by Mary Tutwiler

What's good for the goose may not be so good for the grouper. Findings by the Natural Resources Defense Council in a survey of over 500 people in the Gulf states show that residents along the Gulf of Mexico eat far more seafood than the Food and Drug Administration figured when the federal government announced that Gulf seafood, post BP oil spill, was safe to eat. "We're not saying not to eat Gulf seafood, not by a long shot," Dr. Gina Solomon, senior scientist at the NRDC, told the Times-Picayune. "What we are saying is our survey identified large numbers of people who are eating more seafood than the FDA assumes in its guidelines.My assumption is there are thousands if not hundreds of thousands of people who are not protected by the FDA guidelines."

The formula the FDA is using to determine how much seafood Gulf Coast residents eat is approximately 16.4 seafood meals per month, including 9.1 meals of fish, 2.9 of oysters and 4.4 of shrimp and crab. The portion size is set at 5.6 ounces of fish, 4.2 ounces of oysters and 3.1 ounces of shrimp or crab.
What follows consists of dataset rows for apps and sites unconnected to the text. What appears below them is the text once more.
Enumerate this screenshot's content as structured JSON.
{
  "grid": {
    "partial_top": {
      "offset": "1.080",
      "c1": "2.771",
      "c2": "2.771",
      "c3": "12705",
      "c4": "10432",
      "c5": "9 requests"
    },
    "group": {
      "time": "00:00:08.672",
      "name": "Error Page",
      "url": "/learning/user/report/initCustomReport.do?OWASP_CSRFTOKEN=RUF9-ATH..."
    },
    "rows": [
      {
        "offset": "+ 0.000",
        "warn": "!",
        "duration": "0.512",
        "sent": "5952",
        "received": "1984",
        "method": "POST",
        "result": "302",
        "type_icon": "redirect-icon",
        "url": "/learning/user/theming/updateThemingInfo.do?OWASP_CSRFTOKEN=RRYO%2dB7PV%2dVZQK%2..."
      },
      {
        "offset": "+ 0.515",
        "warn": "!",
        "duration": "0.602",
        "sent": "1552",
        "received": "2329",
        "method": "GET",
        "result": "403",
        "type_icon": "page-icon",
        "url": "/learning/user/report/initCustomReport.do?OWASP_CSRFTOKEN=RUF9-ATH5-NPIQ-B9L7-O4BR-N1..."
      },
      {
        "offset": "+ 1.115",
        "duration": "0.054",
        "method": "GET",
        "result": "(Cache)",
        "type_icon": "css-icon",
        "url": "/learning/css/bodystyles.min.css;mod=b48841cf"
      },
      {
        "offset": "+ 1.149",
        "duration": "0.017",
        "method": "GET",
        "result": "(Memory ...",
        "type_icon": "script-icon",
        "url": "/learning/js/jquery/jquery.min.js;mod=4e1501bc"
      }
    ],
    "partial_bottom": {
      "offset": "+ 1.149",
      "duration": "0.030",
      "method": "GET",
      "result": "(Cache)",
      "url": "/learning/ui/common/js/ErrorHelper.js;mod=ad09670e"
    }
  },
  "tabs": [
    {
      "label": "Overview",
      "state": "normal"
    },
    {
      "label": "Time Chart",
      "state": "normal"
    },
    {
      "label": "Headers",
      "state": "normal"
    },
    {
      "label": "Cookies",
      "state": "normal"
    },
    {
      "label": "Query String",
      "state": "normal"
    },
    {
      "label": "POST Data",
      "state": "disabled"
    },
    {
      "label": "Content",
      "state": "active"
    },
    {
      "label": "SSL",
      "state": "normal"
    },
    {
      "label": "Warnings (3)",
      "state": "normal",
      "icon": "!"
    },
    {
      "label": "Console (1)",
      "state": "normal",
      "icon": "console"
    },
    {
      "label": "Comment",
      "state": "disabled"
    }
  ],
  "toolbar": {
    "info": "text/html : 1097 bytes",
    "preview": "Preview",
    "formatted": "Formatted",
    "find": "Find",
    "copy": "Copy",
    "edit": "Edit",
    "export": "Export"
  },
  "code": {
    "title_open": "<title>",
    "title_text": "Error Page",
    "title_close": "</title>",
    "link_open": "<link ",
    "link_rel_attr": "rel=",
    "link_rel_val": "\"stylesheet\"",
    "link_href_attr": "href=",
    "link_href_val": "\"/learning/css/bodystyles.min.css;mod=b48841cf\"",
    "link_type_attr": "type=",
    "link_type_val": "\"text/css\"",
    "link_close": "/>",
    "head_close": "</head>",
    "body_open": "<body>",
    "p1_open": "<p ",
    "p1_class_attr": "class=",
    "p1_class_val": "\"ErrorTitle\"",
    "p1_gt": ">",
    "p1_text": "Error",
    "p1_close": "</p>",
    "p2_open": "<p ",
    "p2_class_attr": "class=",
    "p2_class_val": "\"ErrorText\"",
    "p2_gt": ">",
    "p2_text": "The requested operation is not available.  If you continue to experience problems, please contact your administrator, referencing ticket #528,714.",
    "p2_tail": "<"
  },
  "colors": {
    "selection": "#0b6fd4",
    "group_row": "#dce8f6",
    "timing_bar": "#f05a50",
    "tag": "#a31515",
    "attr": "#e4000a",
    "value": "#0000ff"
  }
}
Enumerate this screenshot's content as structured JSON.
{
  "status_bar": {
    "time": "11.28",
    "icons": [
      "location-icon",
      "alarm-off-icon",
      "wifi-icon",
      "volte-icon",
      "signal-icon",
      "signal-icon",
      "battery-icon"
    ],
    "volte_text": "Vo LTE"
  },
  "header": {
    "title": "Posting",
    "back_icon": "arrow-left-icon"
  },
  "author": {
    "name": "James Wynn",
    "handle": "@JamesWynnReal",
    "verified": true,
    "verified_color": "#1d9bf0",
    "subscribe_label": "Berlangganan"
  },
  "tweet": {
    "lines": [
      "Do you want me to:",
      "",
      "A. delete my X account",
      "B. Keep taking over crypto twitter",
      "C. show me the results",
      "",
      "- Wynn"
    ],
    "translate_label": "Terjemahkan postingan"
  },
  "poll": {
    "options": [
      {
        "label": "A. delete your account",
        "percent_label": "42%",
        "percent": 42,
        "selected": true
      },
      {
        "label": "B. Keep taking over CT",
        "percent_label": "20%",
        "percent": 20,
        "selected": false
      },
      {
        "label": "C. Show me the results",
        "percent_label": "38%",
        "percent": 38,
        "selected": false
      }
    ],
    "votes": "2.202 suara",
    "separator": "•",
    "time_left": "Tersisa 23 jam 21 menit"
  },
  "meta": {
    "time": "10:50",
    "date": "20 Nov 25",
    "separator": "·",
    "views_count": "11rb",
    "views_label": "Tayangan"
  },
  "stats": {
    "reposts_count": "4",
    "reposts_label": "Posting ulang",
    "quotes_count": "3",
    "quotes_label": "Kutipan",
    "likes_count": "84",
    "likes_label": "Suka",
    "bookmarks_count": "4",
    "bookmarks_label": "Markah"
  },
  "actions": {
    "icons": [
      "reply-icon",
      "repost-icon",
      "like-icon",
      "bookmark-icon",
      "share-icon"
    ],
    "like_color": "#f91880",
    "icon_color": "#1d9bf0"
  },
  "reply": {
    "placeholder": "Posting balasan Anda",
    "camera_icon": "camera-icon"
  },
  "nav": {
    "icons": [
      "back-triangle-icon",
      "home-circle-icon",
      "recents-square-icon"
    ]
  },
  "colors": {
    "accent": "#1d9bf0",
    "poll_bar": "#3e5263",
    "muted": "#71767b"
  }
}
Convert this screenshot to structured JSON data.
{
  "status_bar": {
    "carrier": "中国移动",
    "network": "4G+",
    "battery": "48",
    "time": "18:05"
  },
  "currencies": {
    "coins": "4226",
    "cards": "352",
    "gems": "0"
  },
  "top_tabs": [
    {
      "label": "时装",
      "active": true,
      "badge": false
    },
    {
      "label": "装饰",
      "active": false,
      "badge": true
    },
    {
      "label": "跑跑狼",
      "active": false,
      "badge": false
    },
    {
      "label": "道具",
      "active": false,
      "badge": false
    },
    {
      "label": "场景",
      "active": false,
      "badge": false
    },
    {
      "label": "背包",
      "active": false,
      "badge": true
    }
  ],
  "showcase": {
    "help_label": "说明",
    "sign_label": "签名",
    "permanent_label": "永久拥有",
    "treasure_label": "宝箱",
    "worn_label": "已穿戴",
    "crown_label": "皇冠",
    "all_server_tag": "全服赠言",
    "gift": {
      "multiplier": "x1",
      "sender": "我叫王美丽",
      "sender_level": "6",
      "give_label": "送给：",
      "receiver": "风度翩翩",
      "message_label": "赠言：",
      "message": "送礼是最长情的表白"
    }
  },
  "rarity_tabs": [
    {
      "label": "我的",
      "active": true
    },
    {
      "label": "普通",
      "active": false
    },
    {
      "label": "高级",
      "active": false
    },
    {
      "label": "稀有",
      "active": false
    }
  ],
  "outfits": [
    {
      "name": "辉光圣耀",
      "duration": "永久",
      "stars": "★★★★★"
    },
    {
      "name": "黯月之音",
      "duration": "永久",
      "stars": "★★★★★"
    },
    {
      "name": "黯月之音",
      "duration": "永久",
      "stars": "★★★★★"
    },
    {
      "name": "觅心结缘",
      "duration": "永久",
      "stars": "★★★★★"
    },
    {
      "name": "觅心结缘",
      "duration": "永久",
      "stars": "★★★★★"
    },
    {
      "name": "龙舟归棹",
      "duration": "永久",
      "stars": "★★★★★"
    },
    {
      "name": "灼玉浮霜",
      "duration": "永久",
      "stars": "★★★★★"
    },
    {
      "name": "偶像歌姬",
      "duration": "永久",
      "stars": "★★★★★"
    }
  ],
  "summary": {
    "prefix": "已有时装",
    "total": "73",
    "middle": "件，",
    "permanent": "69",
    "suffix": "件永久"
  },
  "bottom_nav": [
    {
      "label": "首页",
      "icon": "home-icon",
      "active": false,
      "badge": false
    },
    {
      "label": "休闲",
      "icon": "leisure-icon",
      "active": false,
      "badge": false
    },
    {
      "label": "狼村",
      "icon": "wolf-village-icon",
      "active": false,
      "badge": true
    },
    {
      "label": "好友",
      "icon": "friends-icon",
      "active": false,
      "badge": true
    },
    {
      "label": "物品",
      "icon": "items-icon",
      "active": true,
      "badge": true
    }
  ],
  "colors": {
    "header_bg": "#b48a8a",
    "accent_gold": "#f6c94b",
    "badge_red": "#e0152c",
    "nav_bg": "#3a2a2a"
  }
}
"When we looked at those parameters back in April, we realized the portion size for shrimp was about four jumbo shrimp eaten four times a month," Solomon told the TP. "But when we asked our partners on the Gulf Coast what they thought, they hooted and laughed, because they knew four jumbo shrimp won't make one po-boy."

The NRDC was particularly concerned about the amount of shrimp deemed safe to eat in light of shrimp being more inclined to retain higher concentrations of polycyclic hydrocarbons, or PAHs, highly carcinogenic compounds of oil that are known to remain in the Gulf.

Meanwhile, the U.S. military is being urged to buy Gulf seafood to feed the armed services. Navy Secretary Ray Mabus, Secretary of Defense Robert Gates and the secretaries of the Air Force and Army have talked to the Defense Commissary Agency, which operates a worldwide chain of stores for military personnel, pressing the agency to buy as much Gulf seafood as possible.

Mabus met with Ewell Smith, executive director of the Louisiana Seafood Promotion and Marketing Board on Monday, the TP reports, reaffirming Mabus'commitment to using the tools at his disposal to help the Gulf seafood industry recover from the damage the BP oil spill has done in reality and perception.

"He expressed what we wanted to hear," Smith told the TP. "He is in favor of the federal government buying seafood from the Gulf." Smith said he would like to see Gulf seafood as the choice throughout the public domain, "whether it's the military or prison systems or school systems."